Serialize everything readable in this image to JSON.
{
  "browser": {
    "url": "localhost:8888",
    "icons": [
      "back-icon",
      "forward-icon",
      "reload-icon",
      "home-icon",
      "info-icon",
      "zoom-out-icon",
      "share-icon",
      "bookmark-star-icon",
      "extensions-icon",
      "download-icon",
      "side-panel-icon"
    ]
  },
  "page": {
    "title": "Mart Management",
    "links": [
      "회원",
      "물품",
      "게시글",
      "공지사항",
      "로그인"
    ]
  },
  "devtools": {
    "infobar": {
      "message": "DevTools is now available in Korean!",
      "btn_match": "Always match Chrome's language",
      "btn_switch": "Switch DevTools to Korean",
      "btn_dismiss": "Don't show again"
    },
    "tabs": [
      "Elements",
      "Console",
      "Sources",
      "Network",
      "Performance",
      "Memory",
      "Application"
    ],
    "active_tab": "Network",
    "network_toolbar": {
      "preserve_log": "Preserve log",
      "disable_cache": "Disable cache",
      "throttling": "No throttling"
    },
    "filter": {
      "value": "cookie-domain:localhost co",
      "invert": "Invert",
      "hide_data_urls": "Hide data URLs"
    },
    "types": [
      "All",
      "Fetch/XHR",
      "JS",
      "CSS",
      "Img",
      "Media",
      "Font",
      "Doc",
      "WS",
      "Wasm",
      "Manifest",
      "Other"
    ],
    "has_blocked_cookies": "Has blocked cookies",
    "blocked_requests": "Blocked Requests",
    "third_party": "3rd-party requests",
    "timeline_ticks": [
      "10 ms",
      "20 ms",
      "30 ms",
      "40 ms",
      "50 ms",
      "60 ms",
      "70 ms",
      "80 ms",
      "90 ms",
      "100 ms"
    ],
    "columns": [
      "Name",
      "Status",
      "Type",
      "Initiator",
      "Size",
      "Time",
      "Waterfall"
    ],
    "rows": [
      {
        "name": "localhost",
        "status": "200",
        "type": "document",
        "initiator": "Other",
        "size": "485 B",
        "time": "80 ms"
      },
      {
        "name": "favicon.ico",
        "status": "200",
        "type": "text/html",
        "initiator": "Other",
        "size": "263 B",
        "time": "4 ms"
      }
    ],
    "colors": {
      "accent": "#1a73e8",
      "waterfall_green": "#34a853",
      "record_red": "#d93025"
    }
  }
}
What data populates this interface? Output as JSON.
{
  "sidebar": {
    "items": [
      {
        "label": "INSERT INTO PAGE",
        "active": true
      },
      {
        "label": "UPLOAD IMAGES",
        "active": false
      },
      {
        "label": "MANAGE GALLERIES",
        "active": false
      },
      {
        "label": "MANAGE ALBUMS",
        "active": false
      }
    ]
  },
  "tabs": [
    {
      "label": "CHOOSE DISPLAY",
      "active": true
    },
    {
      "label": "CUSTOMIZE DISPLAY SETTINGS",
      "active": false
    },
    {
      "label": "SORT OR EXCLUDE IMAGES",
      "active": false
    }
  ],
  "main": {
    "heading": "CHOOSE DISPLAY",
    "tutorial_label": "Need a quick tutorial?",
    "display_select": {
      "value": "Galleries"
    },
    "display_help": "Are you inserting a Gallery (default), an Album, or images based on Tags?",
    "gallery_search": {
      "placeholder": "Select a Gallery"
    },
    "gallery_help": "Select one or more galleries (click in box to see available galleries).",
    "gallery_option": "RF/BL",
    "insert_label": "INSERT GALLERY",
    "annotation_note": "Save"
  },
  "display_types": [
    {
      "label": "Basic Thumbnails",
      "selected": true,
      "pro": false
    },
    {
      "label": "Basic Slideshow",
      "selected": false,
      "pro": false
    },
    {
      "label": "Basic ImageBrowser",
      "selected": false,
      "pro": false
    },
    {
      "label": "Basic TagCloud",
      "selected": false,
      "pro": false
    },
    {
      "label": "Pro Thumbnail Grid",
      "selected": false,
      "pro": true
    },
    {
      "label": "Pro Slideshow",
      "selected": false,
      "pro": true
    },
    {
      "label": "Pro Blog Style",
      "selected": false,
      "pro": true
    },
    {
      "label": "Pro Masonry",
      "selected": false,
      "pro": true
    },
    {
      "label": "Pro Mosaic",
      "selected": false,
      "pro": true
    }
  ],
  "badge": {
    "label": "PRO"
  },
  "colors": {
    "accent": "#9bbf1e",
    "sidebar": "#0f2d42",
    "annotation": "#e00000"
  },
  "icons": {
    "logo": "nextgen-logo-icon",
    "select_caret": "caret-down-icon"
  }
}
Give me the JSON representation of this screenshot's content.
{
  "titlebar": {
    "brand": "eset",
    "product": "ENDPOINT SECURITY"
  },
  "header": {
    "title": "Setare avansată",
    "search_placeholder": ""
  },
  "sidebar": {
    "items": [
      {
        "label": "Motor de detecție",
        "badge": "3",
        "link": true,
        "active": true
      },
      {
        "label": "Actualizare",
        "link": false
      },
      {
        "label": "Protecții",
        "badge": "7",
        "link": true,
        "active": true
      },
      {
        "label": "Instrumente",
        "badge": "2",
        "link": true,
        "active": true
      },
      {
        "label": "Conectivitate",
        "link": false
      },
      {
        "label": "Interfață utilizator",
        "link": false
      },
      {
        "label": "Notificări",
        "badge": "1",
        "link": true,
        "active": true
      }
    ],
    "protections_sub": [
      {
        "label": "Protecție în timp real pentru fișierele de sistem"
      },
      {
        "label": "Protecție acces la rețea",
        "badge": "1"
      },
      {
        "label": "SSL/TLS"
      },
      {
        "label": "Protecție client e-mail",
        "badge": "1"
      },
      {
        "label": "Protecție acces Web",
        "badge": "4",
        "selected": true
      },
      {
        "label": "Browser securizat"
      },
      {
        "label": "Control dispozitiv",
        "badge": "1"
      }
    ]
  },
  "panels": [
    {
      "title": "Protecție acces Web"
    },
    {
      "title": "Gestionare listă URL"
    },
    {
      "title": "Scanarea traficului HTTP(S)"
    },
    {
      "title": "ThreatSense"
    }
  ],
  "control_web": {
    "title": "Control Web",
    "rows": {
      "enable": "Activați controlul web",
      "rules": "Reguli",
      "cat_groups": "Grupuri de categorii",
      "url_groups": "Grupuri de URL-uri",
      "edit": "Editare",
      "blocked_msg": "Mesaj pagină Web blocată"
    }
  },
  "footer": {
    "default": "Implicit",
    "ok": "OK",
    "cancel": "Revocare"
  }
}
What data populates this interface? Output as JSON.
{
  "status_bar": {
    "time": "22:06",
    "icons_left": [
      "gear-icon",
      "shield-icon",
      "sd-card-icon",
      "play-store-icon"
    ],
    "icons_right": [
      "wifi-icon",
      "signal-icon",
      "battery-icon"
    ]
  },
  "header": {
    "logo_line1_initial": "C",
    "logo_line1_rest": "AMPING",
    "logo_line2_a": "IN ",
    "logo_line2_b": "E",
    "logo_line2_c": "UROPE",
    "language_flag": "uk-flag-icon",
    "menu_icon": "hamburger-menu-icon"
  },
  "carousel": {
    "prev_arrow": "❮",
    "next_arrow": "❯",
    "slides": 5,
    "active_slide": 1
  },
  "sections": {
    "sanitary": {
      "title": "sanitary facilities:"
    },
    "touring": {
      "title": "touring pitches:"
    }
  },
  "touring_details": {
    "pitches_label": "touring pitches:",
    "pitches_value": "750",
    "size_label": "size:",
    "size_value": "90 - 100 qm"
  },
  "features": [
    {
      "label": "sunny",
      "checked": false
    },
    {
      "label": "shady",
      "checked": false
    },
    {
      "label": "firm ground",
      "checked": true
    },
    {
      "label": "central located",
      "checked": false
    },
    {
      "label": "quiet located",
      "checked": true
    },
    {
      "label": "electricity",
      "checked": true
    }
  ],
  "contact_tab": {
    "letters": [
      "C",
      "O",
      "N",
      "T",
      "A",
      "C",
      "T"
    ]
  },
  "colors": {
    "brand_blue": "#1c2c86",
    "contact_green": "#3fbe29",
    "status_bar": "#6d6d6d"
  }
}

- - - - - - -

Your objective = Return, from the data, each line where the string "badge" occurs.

Completed exercise =
  "badge": {
        "badge": "3",
        "badge": "7",
        "badge": "2",
        "badge": "1",
        "badge": "1"
        "badge": "1"
        "badge": "4",
        "badge": "1"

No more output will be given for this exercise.